* WHAT YOU SHOULD DO *
Below is a listing. Copy each line of it that holds the word "Brief".
----------
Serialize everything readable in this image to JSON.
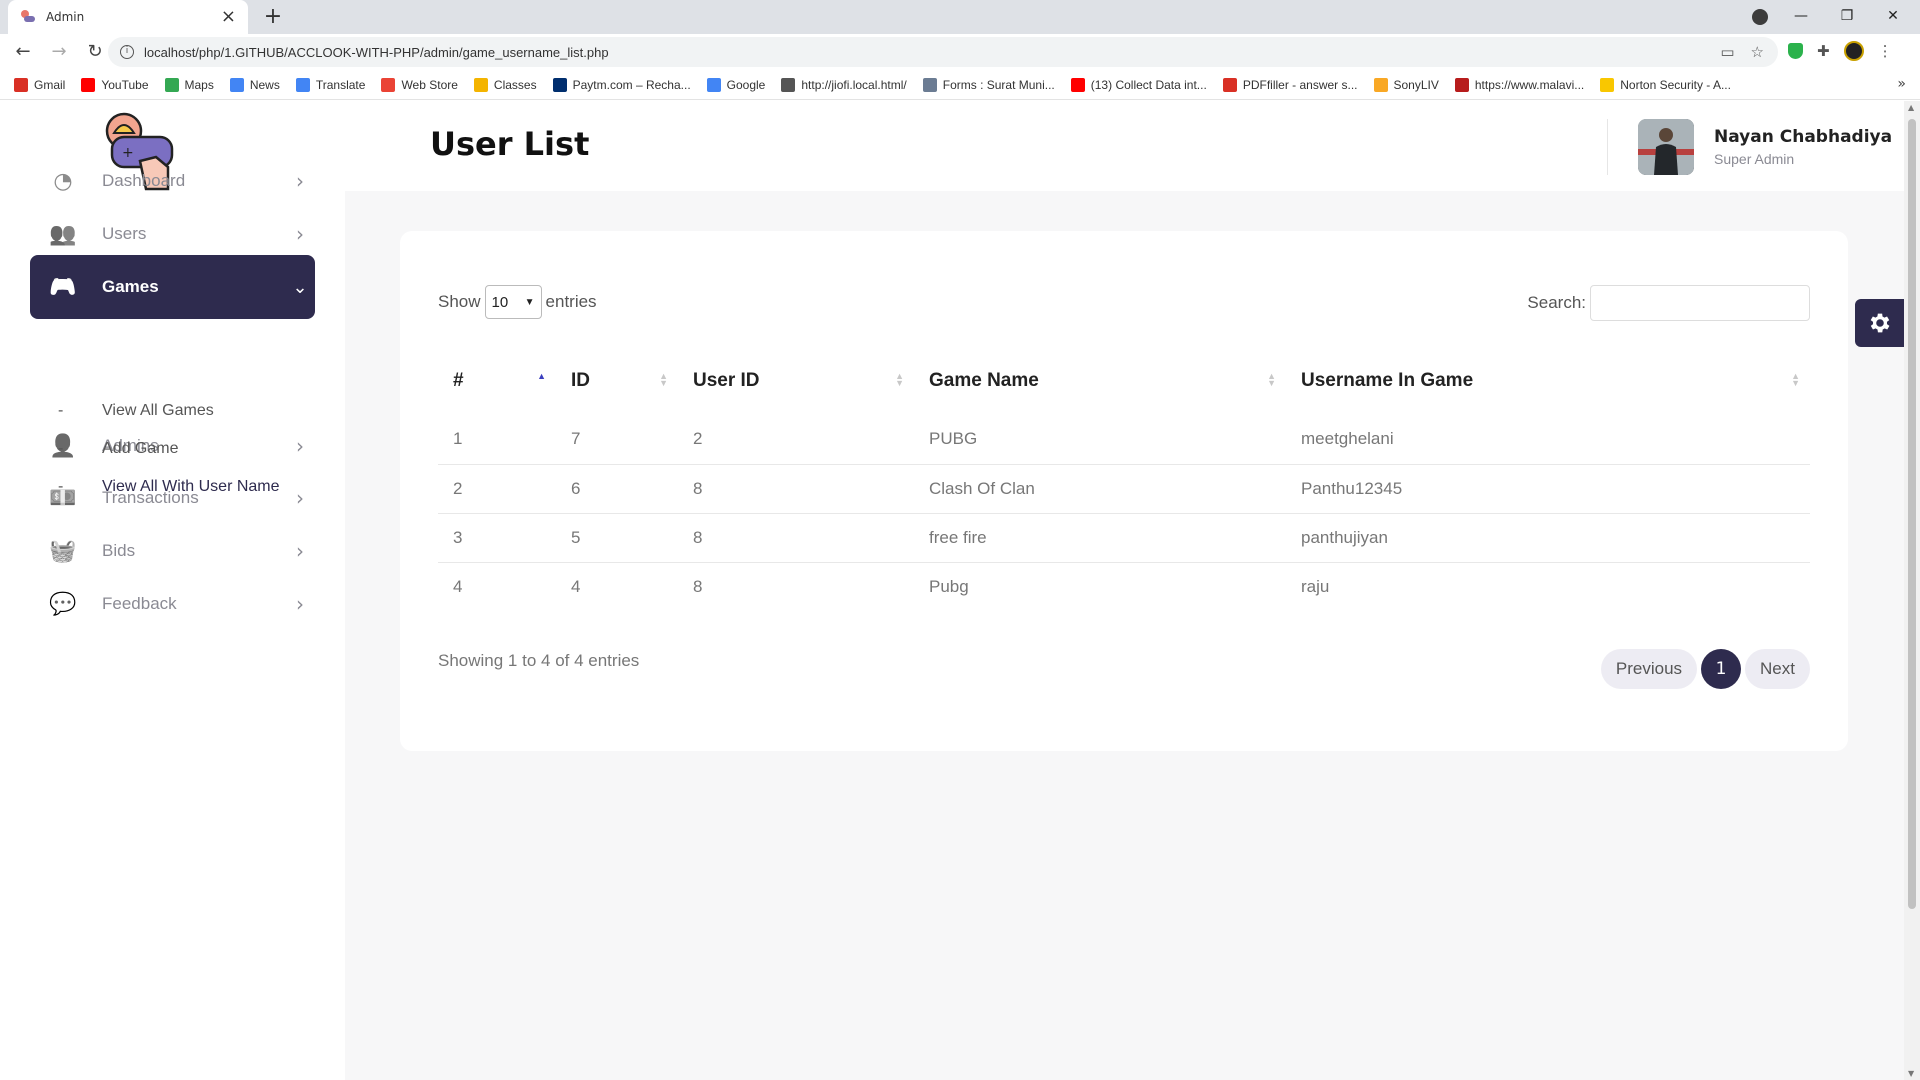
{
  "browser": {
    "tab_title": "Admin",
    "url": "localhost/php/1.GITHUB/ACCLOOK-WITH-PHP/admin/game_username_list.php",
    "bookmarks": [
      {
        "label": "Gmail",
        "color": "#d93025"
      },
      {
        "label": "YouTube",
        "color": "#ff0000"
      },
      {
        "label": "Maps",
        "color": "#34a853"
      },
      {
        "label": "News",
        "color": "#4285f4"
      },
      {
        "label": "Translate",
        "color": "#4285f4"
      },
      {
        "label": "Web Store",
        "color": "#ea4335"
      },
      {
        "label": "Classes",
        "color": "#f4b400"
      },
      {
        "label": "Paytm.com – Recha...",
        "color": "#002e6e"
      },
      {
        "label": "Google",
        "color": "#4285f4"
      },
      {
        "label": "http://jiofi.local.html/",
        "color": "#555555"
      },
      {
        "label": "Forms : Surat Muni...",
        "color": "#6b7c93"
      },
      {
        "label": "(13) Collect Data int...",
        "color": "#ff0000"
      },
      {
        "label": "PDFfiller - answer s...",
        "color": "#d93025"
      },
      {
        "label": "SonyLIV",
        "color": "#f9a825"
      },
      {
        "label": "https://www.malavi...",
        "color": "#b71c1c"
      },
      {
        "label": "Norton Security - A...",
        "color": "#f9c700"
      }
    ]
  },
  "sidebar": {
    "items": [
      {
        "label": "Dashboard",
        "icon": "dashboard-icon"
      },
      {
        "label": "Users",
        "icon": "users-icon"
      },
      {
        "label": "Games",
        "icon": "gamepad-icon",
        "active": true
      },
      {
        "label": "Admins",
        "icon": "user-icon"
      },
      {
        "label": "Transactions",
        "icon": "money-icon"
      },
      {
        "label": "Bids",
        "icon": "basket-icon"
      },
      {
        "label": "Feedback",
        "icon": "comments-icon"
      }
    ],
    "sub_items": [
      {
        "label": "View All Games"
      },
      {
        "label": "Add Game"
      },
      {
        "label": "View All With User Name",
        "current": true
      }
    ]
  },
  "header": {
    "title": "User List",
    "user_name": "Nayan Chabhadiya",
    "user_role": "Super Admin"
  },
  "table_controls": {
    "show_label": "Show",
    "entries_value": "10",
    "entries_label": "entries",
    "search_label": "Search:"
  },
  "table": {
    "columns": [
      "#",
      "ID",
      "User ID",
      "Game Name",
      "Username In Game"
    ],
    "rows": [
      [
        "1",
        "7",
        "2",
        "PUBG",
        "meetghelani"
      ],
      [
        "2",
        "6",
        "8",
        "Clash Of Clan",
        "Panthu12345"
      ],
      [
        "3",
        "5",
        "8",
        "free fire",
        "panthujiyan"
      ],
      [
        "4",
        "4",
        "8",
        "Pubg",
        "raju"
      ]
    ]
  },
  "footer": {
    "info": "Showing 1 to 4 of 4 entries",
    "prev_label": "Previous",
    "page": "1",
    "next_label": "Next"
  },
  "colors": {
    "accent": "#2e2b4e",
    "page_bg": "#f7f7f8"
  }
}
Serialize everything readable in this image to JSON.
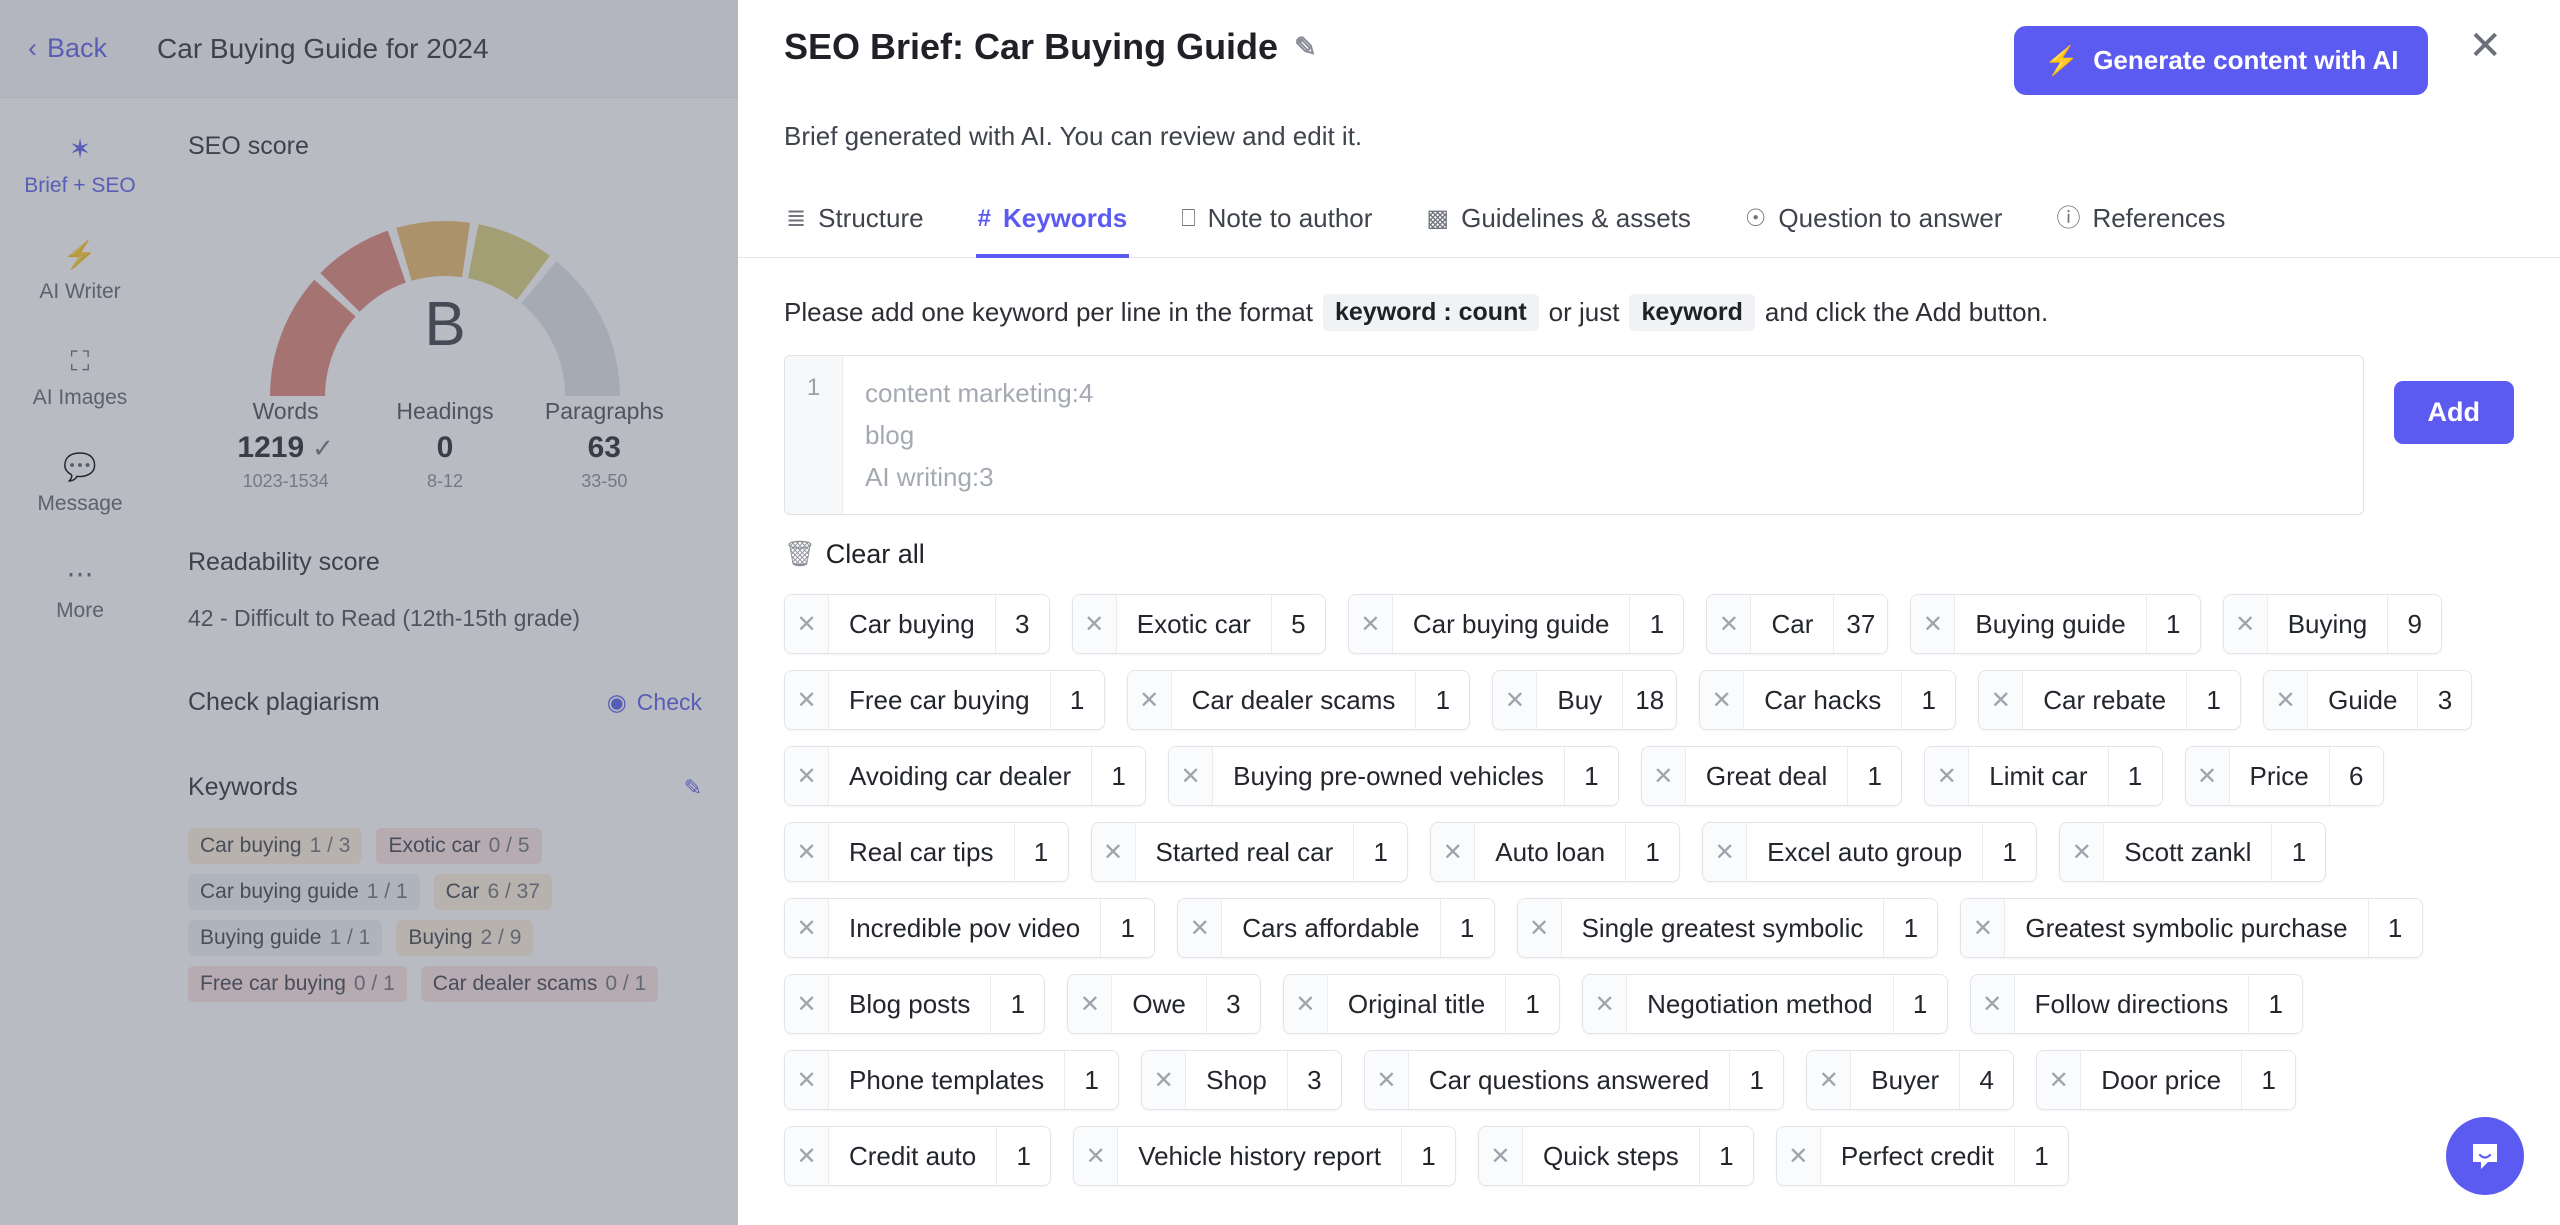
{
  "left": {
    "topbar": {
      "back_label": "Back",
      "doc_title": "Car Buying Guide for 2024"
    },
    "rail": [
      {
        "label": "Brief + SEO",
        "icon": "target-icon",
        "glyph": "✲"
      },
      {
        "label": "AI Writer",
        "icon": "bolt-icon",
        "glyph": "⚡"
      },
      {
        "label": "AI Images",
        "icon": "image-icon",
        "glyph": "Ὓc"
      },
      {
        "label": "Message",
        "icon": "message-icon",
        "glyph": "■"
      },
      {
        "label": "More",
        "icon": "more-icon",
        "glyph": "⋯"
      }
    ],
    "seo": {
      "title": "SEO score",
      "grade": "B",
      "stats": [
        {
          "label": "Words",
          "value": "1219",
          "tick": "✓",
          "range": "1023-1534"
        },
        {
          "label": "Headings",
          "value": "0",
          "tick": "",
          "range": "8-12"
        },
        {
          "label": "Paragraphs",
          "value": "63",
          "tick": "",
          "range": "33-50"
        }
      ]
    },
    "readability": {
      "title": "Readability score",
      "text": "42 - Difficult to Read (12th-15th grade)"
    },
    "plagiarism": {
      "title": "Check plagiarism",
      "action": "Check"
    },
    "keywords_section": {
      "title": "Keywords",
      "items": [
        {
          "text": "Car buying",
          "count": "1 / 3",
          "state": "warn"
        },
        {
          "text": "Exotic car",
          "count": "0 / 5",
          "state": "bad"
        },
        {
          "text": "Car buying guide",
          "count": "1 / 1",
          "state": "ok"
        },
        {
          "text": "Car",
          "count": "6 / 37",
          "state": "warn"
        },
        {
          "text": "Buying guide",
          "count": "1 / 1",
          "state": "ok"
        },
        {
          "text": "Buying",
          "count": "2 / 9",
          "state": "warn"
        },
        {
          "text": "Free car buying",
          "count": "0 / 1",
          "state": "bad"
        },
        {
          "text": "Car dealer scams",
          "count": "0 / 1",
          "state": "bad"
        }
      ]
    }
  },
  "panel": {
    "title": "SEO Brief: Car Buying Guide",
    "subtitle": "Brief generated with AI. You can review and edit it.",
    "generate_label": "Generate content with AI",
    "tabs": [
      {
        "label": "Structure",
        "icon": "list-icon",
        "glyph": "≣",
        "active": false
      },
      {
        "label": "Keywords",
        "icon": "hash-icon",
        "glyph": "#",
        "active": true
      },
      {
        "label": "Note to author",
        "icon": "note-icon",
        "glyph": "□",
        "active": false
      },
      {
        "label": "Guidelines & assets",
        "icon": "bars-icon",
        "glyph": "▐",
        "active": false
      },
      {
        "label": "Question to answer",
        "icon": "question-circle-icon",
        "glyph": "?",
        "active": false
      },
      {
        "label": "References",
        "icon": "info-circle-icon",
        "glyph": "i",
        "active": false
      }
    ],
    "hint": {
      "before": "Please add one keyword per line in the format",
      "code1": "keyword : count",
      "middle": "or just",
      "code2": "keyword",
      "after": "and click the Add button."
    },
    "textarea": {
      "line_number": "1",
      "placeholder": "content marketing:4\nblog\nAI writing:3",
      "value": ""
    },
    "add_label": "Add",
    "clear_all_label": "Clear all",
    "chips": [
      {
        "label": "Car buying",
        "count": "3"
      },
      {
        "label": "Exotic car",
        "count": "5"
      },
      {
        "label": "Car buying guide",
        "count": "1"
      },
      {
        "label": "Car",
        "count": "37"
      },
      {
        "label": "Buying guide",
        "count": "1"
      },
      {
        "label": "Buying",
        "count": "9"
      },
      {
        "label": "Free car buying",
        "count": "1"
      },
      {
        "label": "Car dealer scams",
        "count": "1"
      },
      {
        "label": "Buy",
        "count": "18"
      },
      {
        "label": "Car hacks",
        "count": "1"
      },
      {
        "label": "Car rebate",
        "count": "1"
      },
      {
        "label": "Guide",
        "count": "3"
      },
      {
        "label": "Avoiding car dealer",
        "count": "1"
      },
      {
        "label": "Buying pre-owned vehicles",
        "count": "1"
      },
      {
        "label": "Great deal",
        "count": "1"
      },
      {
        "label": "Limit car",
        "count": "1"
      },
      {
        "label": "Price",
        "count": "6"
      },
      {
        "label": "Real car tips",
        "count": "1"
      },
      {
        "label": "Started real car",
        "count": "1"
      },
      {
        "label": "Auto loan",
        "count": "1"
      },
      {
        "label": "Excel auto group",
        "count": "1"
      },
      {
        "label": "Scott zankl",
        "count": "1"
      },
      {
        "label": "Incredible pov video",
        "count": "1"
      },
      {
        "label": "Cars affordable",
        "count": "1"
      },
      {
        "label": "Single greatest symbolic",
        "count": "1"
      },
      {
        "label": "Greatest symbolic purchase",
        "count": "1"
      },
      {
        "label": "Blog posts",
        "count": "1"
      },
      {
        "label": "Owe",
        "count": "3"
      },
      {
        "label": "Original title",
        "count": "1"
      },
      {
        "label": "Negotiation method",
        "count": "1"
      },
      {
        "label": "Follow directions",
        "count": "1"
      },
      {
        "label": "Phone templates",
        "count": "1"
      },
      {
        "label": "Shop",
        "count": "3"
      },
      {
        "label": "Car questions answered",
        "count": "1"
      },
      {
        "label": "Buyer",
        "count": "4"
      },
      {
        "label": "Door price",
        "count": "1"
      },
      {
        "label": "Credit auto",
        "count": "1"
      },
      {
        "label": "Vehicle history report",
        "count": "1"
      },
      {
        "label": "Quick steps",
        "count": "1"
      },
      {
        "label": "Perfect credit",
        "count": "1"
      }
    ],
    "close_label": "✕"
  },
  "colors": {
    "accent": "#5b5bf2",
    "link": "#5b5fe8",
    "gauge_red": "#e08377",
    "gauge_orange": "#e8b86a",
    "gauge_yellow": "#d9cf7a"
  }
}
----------
* OUTPUT BELOW *
        "label": "Brief + SEO",
    "title": "SEO Brief: Car Buying Guide",
    "subtitle": "Brief generated with AI. You can review and edit it.",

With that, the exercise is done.